Adaptationism: A better architectural analogy for Jeffrey Tucker’s brutalists

The conversation surrounding Jeffrey Tucker’s Freeman article “Against Libertarian Brutalism” resurfaced once again recently, this time from Wendy McElroy in a piece entitled “Relationship of Politics to Morality.

In Tucker’s article, published back in March, he divides libertarians into two main groups: humanitarians and brutalists — good people and bad people. Humanitarians “seek the well-being of the human person and the flourishing of society in all its complexity” whereas brutalists are “rooted in the pure theory of the rights of individuals to live their values whatever they may be.” If we were to go off of these descriptions alone, Tucker’s dichotomy would be merely laughable since benevolent and rights-based justifications for liberty are hardly mutually exclusive. Unfortunately, he takes the distinction a step further by attaching opposing moral and aesthetic visions to the two invented camps, with far more troubling implications.

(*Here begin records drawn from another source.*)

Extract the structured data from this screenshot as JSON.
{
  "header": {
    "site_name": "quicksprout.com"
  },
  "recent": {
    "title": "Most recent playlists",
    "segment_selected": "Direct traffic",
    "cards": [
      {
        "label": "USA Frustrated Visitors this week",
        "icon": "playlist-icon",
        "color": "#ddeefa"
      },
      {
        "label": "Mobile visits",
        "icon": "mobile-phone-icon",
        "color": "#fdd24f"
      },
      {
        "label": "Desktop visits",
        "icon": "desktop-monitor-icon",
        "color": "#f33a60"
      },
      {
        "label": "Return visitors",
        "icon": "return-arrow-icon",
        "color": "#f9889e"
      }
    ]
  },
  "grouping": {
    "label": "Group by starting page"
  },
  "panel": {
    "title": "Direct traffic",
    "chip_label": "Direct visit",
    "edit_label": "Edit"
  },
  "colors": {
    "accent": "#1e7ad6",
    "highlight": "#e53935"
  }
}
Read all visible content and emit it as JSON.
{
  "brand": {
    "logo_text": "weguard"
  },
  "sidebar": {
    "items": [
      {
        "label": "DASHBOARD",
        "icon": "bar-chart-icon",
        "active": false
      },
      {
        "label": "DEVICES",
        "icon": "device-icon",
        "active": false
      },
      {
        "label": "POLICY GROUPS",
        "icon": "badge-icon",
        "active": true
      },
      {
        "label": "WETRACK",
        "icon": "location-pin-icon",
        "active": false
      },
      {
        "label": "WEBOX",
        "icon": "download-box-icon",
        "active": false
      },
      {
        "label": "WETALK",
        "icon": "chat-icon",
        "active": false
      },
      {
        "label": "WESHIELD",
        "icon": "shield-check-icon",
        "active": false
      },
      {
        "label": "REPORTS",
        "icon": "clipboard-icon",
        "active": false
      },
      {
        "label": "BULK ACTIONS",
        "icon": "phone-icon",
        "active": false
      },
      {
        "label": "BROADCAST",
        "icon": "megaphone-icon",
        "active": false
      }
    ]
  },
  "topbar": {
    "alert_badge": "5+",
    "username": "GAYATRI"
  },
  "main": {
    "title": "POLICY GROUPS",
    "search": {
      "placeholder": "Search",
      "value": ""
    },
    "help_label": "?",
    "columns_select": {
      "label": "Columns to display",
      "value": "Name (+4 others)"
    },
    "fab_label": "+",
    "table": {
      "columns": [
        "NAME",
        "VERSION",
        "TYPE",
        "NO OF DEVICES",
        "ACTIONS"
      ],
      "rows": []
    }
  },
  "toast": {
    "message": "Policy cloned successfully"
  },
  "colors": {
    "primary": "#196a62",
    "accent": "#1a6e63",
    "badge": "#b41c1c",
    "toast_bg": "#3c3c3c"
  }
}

Tucker pinpoints the supposed tension between the two groups by explaining that humanitarians stress the “beauty, complexity, service to others, community, the gradual emergence of cultural norms, and the spontaneous development of extended orders of commercial and private relationships” that develops in a free society while brutalists advocate for liberty because it “allows people to assert their individual preferences, to form homogeneous tribes, to work out their biases in action, to ostracize people based on ‘politically incorrect’ standards, to hate to their heart’s content so long as no violence is used…to be openly racist and sexist.”

He uses the label “brutalist” to identify this nefarious cabal of (unnamed!) libertarians because of the parallels he draws between their supposedly uncivilized ideological underpinnings and the brutalist architectural style of the 1950s through the 1970s which, according to Tucker, emphasized “large concrete structures unrefined by concerns over style and grace.” Brutalists, says Tucker, “valued inelegance, a lack of pretense, and the raw practicality of the building’s use” because they “reject beauty on principle.”

If it seems odd to you that he characterizes those with reactionary views with a modern architectural style, you’re already overthinking it. This taxonomy is more about making a break with views Tucker was formerly associated with and would now like to distance himself from. It’s entirely a matter of marketing. Those who acknowledge the question of scale are brutalists; to say a libertarian order necessarily permits a certain amount of evil to exist rather than tolerate the power required to eradicate it is now a suspect idea — the cardinal sin of a humanitarian libertarian is suggesting things may not work out in the end. In contrast, Tucker’s brave new humanitarian world is a cornucopia of blog posts about structural oppression and hosannas to the conveniences of consumer culture. Surely you can’t be against that!